    PubMed Central

    Tokmakov, Alexander A.; Kurotani, Atsushi; Ikeda, Mariko; Terazawa, Yumiko; Shirouzu, Mikako; Stefanov, Vasily; Sakurai, Tetsuya; Yokoyama, Shigeyuki

    2015-01-01

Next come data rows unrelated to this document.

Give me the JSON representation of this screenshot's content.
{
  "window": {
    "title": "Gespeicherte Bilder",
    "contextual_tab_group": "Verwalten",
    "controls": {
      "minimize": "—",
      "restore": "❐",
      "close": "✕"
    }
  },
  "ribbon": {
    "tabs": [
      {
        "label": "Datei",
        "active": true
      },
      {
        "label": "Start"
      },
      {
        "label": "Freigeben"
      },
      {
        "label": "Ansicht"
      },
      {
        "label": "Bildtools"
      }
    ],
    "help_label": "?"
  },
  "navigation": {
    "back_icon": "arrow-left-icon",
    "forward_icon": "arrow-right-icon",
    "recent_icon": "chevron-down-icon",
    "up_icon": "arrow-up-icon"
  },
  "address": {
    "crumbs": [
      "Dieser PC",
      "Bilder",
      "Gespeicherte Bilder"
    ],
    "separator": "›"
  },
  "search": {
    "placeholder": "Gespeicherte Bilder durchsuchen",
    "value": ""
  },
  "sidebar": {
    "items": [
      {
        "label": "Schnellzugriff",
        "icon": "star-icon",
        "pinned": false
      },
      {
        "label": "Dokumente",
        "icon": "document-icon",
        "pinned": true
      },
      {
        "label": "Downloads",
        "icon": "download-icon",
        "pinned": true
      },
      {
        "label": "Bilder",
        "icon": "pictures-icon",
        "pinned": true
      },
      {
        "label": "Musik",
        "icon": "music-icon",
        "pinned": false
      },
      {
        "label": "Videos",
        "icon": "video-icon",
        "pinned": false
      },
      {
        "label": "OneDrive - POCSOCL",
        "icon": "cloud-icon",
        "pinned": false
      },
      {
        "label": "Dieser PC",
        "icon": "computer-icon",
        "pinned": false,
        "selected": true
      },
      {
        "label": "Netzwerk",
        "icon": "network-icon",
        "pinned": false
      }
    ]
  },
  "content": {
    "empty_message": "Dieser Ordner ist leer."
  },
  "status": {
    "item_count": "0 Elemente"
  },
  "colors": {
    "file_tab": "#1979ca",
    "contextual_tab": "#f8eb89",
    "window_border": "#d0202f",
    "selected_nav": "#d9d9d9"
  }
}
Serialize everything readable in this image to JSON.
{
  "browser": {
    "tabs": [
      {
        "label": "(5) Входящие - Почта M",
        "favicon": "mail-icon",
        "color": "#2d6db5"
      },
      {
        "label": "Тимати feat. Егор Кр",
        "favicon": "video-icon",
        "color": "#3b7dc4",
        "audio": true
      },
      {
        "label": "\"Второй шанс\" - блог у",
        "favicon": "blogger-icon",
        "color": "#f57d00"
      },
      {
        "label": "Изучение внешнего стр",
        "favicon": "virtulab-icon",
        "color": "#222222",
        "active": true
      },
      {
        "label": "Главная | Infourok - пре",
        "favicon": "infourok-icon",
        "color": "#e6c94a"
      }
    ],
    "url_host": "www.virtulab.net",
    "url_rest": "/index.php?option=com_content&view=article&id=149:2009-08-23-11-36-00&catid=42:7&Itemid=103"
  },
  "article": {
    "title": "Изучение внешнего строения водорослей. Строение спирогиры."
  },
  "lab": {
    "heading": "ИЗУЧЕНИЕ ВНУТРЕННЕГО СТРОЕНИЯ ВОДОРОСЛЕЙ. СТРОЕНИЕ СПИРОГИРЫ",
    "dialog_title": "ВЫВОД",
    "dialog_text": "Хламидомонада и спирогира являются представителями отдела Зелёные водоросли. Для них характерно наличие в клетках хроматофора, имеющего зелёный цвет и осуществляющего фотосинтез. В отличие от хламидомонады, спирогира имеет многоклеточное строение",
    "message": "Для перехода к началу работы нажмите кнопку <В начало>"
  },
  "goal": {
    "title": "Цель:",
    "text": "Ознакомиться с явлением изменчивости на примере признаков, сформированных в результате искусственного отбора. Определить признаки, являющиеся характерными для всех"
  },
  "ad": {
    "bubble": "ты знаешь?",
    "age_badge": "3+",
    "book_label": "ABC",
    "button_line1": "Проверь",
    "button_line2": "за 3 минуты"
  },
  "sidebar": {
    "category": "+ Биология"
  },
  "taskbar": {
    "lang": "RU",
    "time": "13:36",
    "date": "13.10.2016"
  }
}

    Cell-free protein synthesis is used to produce proteins with various structural traits. Recent bioinformatics analyses indicate that more than half of eukaryotic proteins possess long intrinsically disordered regions. However, no systematic study concerning the connection between intrinsic disorder and expression success of cell-free protein synthesis has been presented until now. To address this issue, we examined correlations of the experimentally observed cell-free protein expression yields with the contents of intrinsic disorder bioinformatically predicted in the expressed sequences. This analysis revealed strong relationships between intrinsic disorder and protein amenability to heterologous cell-free expression. On the one hand, elevated disorder content was associated with the increased ratio of soluble expression. On the other hand, overall propensity for detectable protein expression decreased with disorder content. We further demonstrated that these tendencies are rooted in some distinct features of intrinsically disordered regions, such as low hydrophobicity, elevated surface accessibility and high abundance of sequence motifs for proteolytic degradation, including sites of ubiquitination and PEST sequences. Our findings suggest that identification of intrinsically disordered regions in the expressed amino acid sequences can be of practical use for predicting expression success and optimizing cell-free protein synthesis. PMID:26359642

  10. Cell-free expression and in meso crystallisation of an integral membrane kinase for structure determination.

    PubMed

    Boland, Coilín; Li, Dianfan; Shah, Syed Tasadaque Ali; Haberstock, Stefan; Dötsch, Volker; Bernhard, Frank; Caffrey, Martin

    2014-12-01

    Membrane proteins are key elements in cell physiology and drug targeting, but getting a high-resolution structure by crystallographic means is still enormously challenging. Novel strategies are in big demand to facilitate the structure determination process that will ultimately hasten the day when sequence information alone can provide a three-dimensional model. Cell-free or in vitro expression enables rapid access to large quantities of high-quality membrane proteins suitable for an array of applications. Despite its impressive efficiency, to date only two membrane proteins produced by the in vitro approach have yielded crystal structures. Here, we have analysed synergies of cell-free expression and crystallisation in lipid mesophases for generating an X-ray structure of the integral membrane enzyme diacylglycerol kinase to 2.28-Å resolution. The quality of cellular and cell-free-expressed kinase samples has been evaluated systematically by comparing (1) spectroscopic properties, (2) purity and oligomer formation, (3) lipid content and (4) functionality. DgkA is the first membrane enzyme crystallised based on cell-free expression. The study provides a basic standard for the crystallisation of cell-free-expressed membrane proteins and the methods detailed here should prove generally useful and contribute to accelerating the pace at which membrane protein structures are solved. PMID:25012698